Entries from a dataset of interfaces
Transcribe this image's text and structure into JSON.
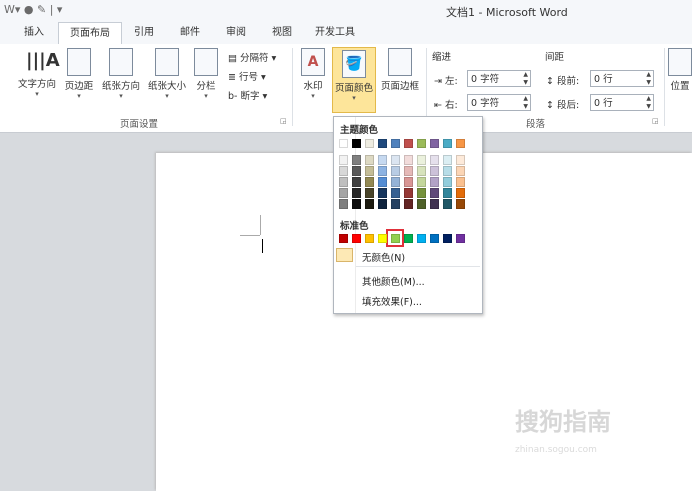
{
  "window": {
    "title": "文档1 - Microsoft Word",
    "qat_glyphs": "W▾ ● ✎ | ▾"
  },
  "tabs": [
    {
      "label": "插入",
      "active": false
    },
    {
      "label": "页面布局",
      "active": true
    },
    {
      "label": "引用",
      "active": false
    },
    {
      "label": "邮件",
      "active": false
    },
    {
      "label": "审阅",
      "active": false
    },
    {
      "label": "视图",
      "active": false
    },
    {
      "label": "开发工具",
      "active": false
    }
  ],
  "ribbon": {
    "page_setup": {
      "buttons": [
        "文字方向",
        "页边距",
        "纸张方向",
        "纸张大小",
        "分栏"
      ],
      "separator_label": "分隔符",
      "line_numbers_label": "行号",
      "hyphenation_label": "断字",
      "group_label": "页面设置"
    },
    "background": {
      "watermark_label": "水印",
      "page_color_label": "页面颜色",
      "page_border_label": "页面边框"
    },
    "paragraph": {
      "indent_label": "缩进",
      "left_label": "左:",
      "left_value": "0 字符",
      "right_label": "右:",
      "right_value": "0 字符",
      "spacing_label": "间距",
      "before_label": "段前:",
      "before_value": "0 行",
      "after_label": "段后:",
      "after_value": "0 行",
      "group_label": "段落"
    },
    "position_label": "位置"
  },
  "dropdown": {
    "theme_title": "主题颜色",
    "standard_title": "标准色",
    "no_color_label": "无颜色(N)",
    "more_colors_label": "其他颜色(M)...",
    "fill_effects_label": "填充效果(F)...",
    "theme_top": [
      "#ffffff",
      "#000000",
      "#eeece1",
      "#1f497d",
      "#4f81bd",
      "#c0504d",
      "#9bbb59",
      "#8064a2",
      "#4bacc6",
      "#f79646"
    ],
    "theme_shades": [
      [
        "#f2f2f2",
        "#7f7f7f",
        "#ddd9c3",
        "#c6d9f0",
        "#dbe5f1",
        "#f2dcdb",
        "#ebf1dd",
        "#e5e0ec",
        "#dbeef3",
        "#fdeada"
      ],
      [
        "#d8d8d8",
        "#595959",
        "#c4bd97",
        "#8db3e2",
        "#b8cce4",
        "#e5b9b7",
        "#d7e3bc",
        "#ccc1d9",
        "#b7dde8",
        "#fbd5b5"
      ],
      [
        "#bfbfbf",
        "#3f3f3f",
        "#938953",
        "#548dd4",
        "#95b3d7",
        "#d99694",
        "#c3d69b",
        "#b2a2c7",
        "#92cddc",
        "#fac08f"
      ],
      [
        "#a5a5a5",
        "#262626",
        "#494429",
        "#17365d",
        "#366092",
        "#953734",
        "#76923c",
        "#5f497a",
        "#31859b",
        "#e36c09"
      ],
      [
        "#7f7f7f",
        "#0c0c0c",
        "#1d1b10",
        "#0f243e",
        "#244061",
        "#632423",
        "#4f6128",
        "#3f3151",
        "#205867",
        "#974806"
      ]
    ],
    "standard": [
      "#c00000",
      "#ff0000",
      "#ffc000",
      "#ffff00",
      "#92d050",
      "#00b050",
      "#00b0f0",
      "#0070c0",
      "#002060",
      "#7030a0"
    ],
    "selected_standard_index": 4,
    "highlight_color": "#e0303a"
  },
  "watermark": {
    "text": "搜狗指南",
    "sub": "zhinan.sogou.com"
  }
}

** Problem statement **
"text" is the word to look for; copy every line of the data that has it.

** Exercise response **
Transcribe this image's text and structure into JSON.
    "text": "搜狗指南",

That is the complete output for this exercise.